Why Remote? Its Better in Almost All Ways.
Remote work, telecommuting, or telework has become increasingly popular recently. The COVID-19 pandemic has accelerated this trend, as many companies have shifted to remote work to keep employees safe and comply with social distancing guidelines. Remote work has several benefits, such as increased flexibility, reduced commuting time, and lower costs for employers and employees. However, it also has drawbacks, such as reduced collaboration, isolation, and the blurring of work-life boundaries. This blog post will explore the arguments for and against remote work.
Arguments for Remote Work
Increased Flexibility: One of the main benefits of remote work is increased flexibility. Remote workers can often set their schedules and work from anywhere with an internet connection. This can be especially beneficial for employees with caregiving responsibilities or those who live in remote areas. Additionally, remote work can help reduce work-related stress and burnout, as employees have more control over their work environment and can better manage their workload.
Reduced Commuting Time and Costs: Remote work can also save employees time and money on commuting. Employees can avoid traffic, save on transportation costs, and reduce their carbon footprint without the need to commute to an office. This can also benefit employers, as reduced commuting time can result in increased productivity and less time lost to traffic or transportation issues.
Lower Costs for Employers: Remote work can also be cost-effective for employers. Employers can save on rent, utilities, and other overhead costs without physical office space. Additionally, remote work can help attract and retain employees, providing a desirable work-life balance and flexibility many employees seek.
Arguments against Remote Work

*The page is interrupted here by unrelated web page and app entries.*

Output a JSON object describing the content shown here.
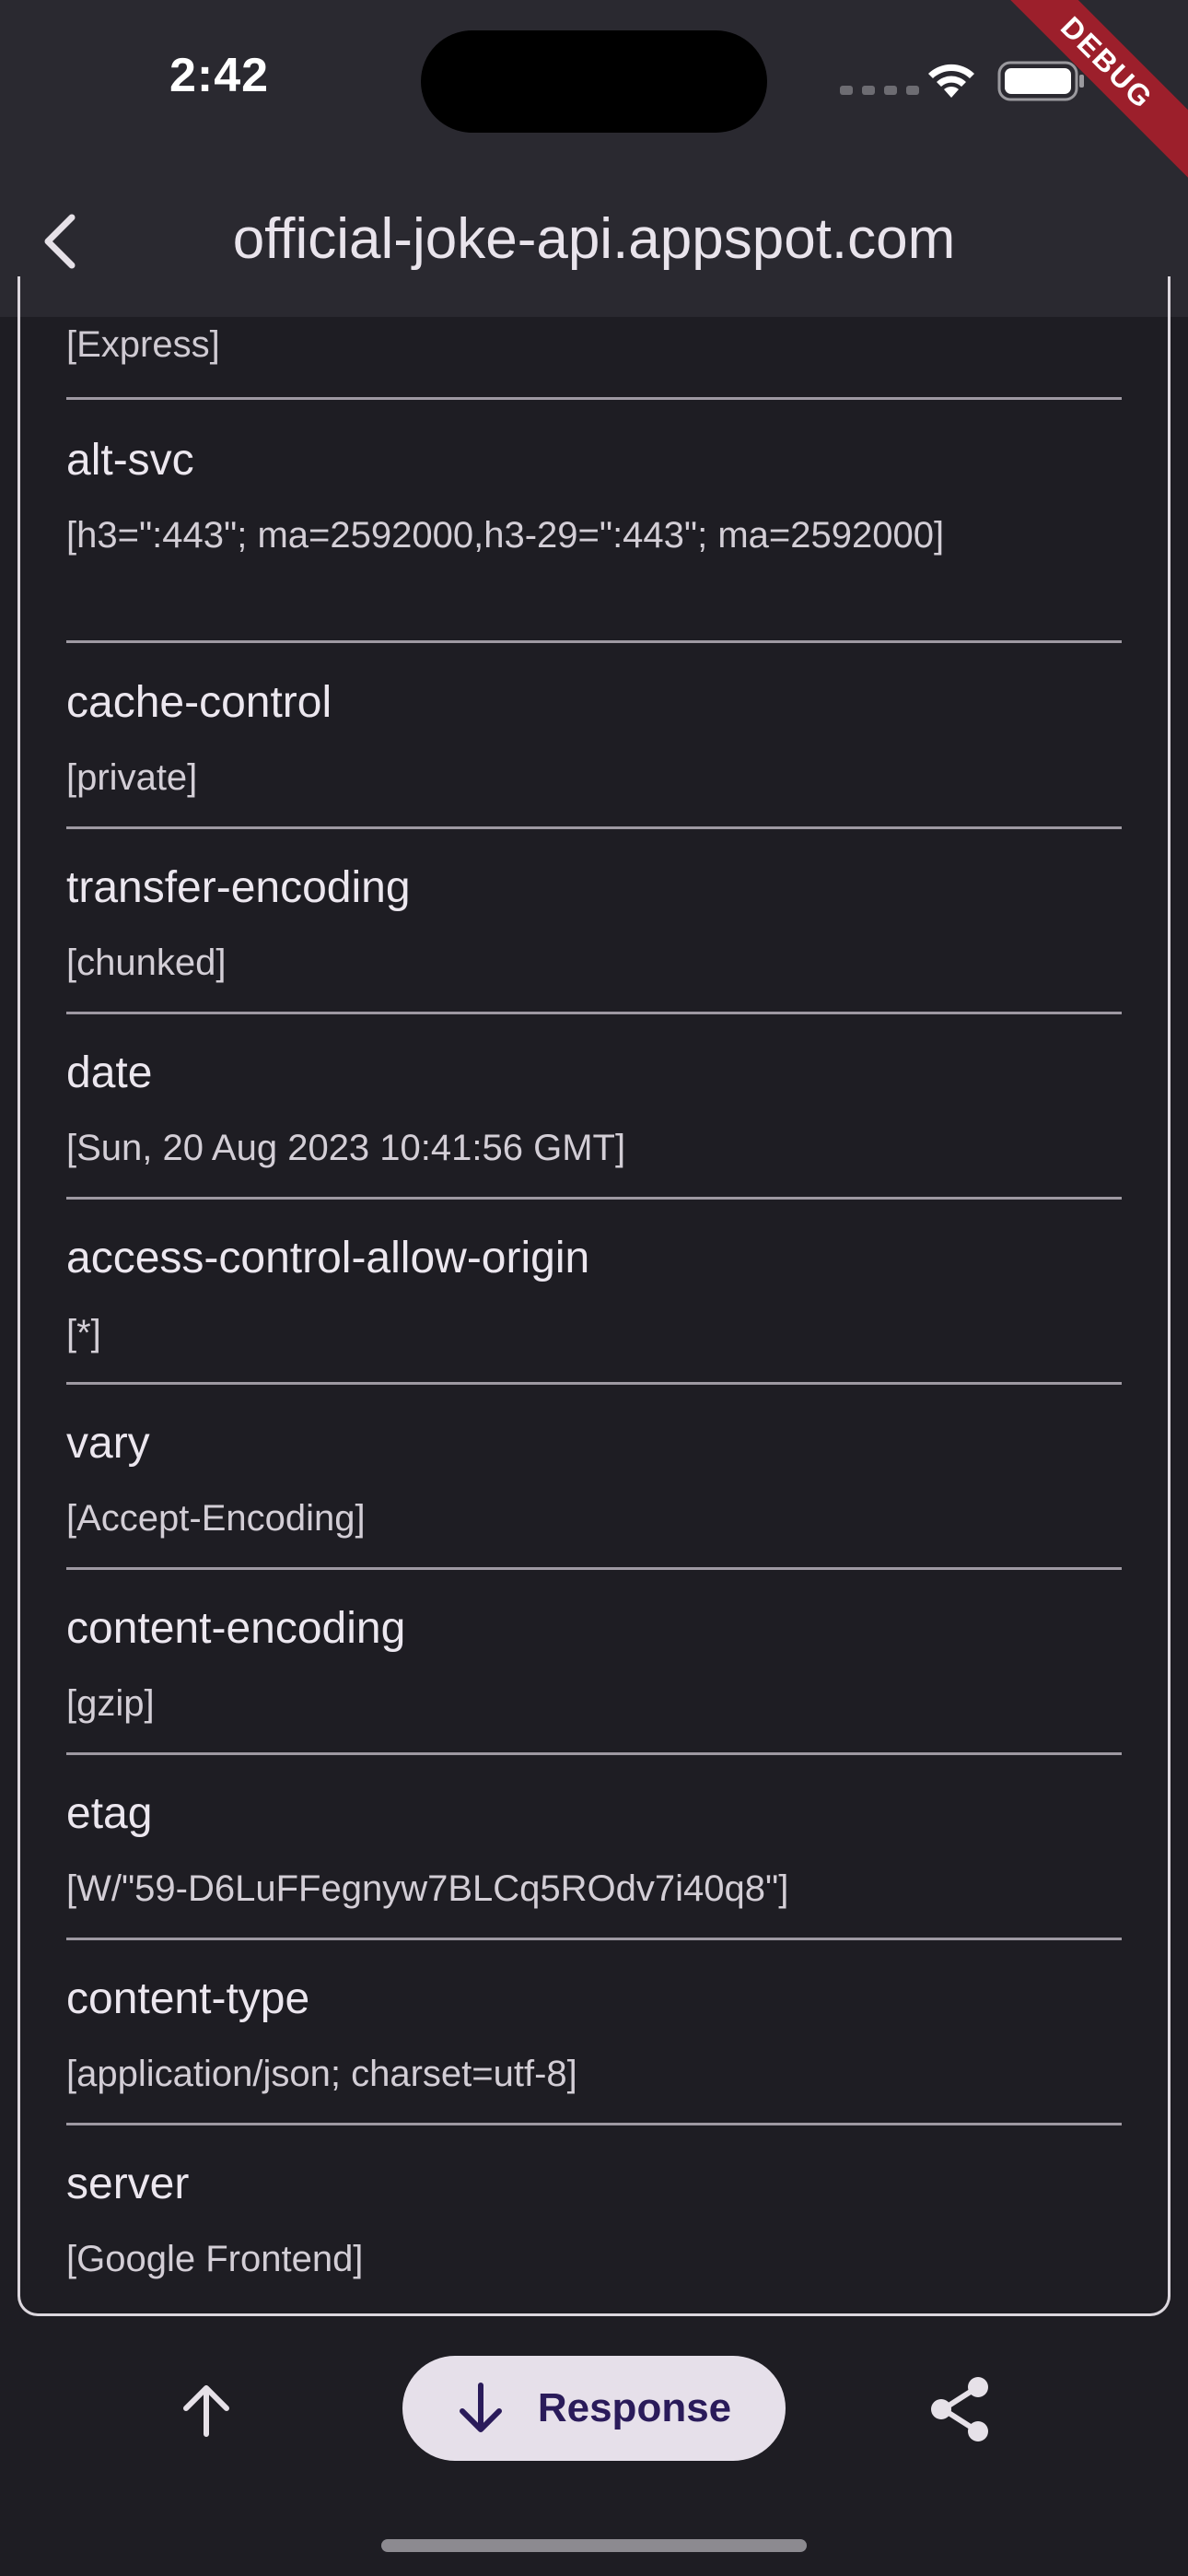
{
  "status_bar": {
    "time": "2:42"
  },
  "debug_banner": "DEBUG",
  "app_bar": {
    "title": "official-joke-api.appspot.com"
  },
  "headers": [
    {
      "key": "",
      "value": "[Express]"
    },
    {
      "key": "alt-svc",
      "value": "[h3=\":443\"; ma=2592000,h3-29=\":443\"; ma=2592000]"
    },
    {
      "key": "cache-control",
      "value": "[private]"
    },
    {
      "key": "transfer-encoding",
      "value": "[chunked]"
    },
    {
      "key": "date",
      "value": "[Sun, 20 Aug 2023 10:41:56 GMT]"
    },
    {
      "key": "access-control-allow-origin",
      "value": "[*]"
    },
    {
      "key": "vary",
      "value": "[Accept-Encoding]"
    },
    {
      "key": "content-encoding",
      "value": "[gzip]"
    },
    {
      "key": "etag",
      "value": "[W/\"59-D6LuFFegnyw7BLCq5ROdv7i40q8\"]"
    },
    {
      "key": "content-type",
      "value": "[application/json; charset=utf-8]"
    },
    {
      "key": "server",
      "value": "[Google Frontend]"
    }
  ],
  "bottom_bar": {
    "response_label": "Response"
  },
  "icons": {
    "back": "chevron-left-icon",
    "scroll_up": "arrow-up-icon",
    "response": "arrow-down-icon",
    "share": "share-icon"
  }
}
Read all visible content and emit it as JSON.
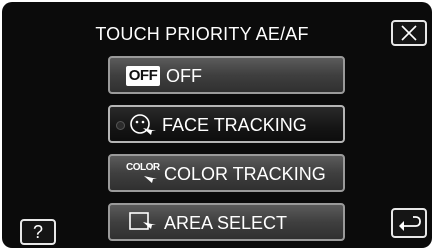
{
  "header": {
    "title": "TOUCH PRIORITY AE/AF",
    "close_icon": "close-icon"
  },
  "options": [
    {
      "label": "OFF",
      "icon": "off-icon",
      "icon_text": "OFF",
      "selected": false
    },
    {
      "label": "FACE TRACKING",
      "icon": "face-tracking-icon",
      "selected": true
    },
    {
      "label": "COLOR TRACKING",
      "icon": "color-tracking-icon",
      "icon_text": "COLOR",
      "selected": false
    },
    {
      "label": "AREA SELECT",
      "icon": "area-select-icon",
      "selected": false
    }
  ],
  "footer": {
    "help_label": "?",
    "back_icon": "return-icon"
  }
}
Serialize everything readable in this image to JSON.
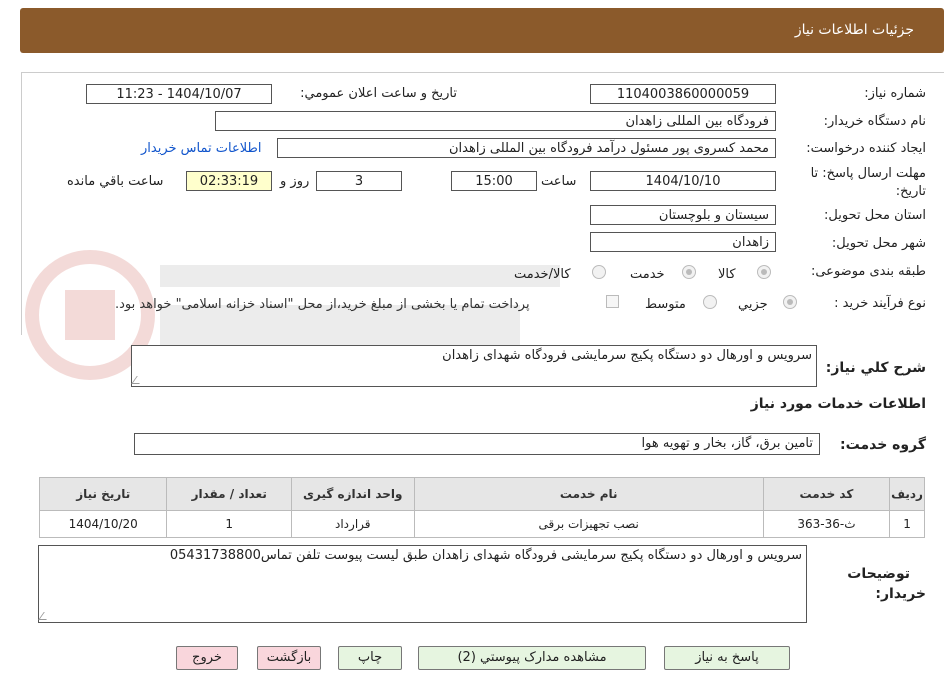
{
  "header": {
    "title": "جزئیات اطلاعات نیاز"
  },
  "form": {
    "need_number_label": "شماره نیاز:",
    "need_number": "1104003860000059",
    "announce_label": "تاریخ و ساعت اعلان عمومي:",
    "announce_value": "1404/10/07 - 11:23",
    "buyer_org_label": "نام دستگاه خریدار:",
    "buyer_org": "فرودگاه بین المللی زاهدان",
    "requester_label": "ایجاد کننده درخواست:",
    "requester": "محمد کسروی پور مسئول درآمد فرودگاه بین المللی زاهدان",
    "contact_link": "اطلاعات تماس خریدار",
    "deadline_label_line1": "مهلت ارسال پاسخ: تا",
    "deadline_label_line2": "تاریخ:",
    "deadline_date": "1404/10/10",
    "hour_label": "ساعت",
    "deadline_time": "15:00",
    "days_value": "3",
    "days_label": "روز و",
    "remaining_time": "02:33:19",
    "remaining_label": "ساعت باقي مانده",
    "province_label": "استان محل تحویل:",
    "province": "سیستان و بلوچستان",
    "city_label": "شهر محل تحویل:",
    "city": "زاهدان",
    "category_label": "طبقه بندی موضوعی:",
    "category_options": [
      "کالا",
      "خدمت",
      "کالا/خدمت"
    ],
    "process_label": "نوع فرآیند خرید :",
    "process_options": [
      "جزيي",
      "متوسط"
    ],
    "payment_note": "پرداخت تمام یا بخشی از مبلغ خرید،از محل \"اسناد خزانه اسلامی\" خواهد بود."
  },
  "summary": {
    "label": "شرح کلي نياز:",
    "text": "سرویس و اورهال دو دستگاه پکیج سرمایشی فرودگاه شهدای زاهدان"
  },
  "services": {
    "section_title": "اطلاعات خدمات مورد نیاز",
    "group_label": "گروه خدمت:",
    "group_value": "تامین برق، گاز، بخار و تهویه هوا"
  },
  "table": {
    "headers": [
      "ردیف",
      "کد خدمت",
      "نام خدمت",
      "واحد اندازه گیری",
      "تعداد / مقدار",
      "تاریخ نیاز"
    ],
    "rows": [
      [
        "1",
        "ث-36-363",
        "نصب تجهیزات برقی",
        "قرارداد",
        "1",
        "1404/10/20"
      ]
    ]
  },
  "buyer_notes": {
    "label_line1": "توضیحات",
    "label_line2": "خریدار:",
    "text": "سرویس و اورهال دو دستگاه پکیج سرمایشی فرودگاه شهدای زاهدان طبق لیست پیوست تلفن تماس05431738800"
  },
  "buttons": {
    "reply": "پاسخ به نیاز",
    "view_docs": "مشاهده مدارک پیوستي (2)",
    "print": "چاپ",
    "back": "بازگشت",
    "exit": "خروج"
  },
  "colors": {
    "header_bg": "#8b5a2b",
    "link": "#1155cc",
    "timer_bg": "#ffffcc",
    "button_green": "#e6f5e0",
    "button_pink": "#f9d6dc"
  }
}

Reduced Collaboration and Communication: One of the main drawbacks of remote work is reduced collaboration and communication. Without face-to-face interaction, building trust and relationships with colleagues can be difficult. This can make it challenging to work on complex projects or solve problems requiring multiple stakeholders’ input. Additionally, remote workers may feel isolated and disconnected from the larger team or company culture, decreasing engagement and job satisfaction.
Blurring of Work-Life Boundaries: Remote work can also blur the boundaries between work and personal life. Without a physical separation between work and home, remote workers may find disconnecting from work difficult and feel pressure to be available around the clock. This can lead to burnout and other negative consequences, such as decreased productivity and mental health.
Lack of Accountability: Remote work can also make it more difficult for employers to monitor employee productivity and ensure work is completed on time and to the desired standard. This can lead to a lack of accountability and trust between employers and employees, negatively impacting the work environment and employee morale.
In conclusion, remote work has both advantages and disadvantages. While it offers increased flexibility, reduced commuting time and costs, and lower costs for employers, it also has drawbacks such as reduced collaboration and communication, blurring of work-life boundaries, and lack of accountability. Whether or not remote work is a good fit for a particular company or individual depends on many factors, such as the nature of the work, the company culture, and the individual’s personal preferences and needs. It is essential for companies and employees to weigh the pros and cons of remote work before making a decision, and to develop strategies to address any potential challenges. Ultimately, the key to successful remote work is effective communication, clear expectations, and a commitment to creating a positive work environment for all employees, regardless of where they work.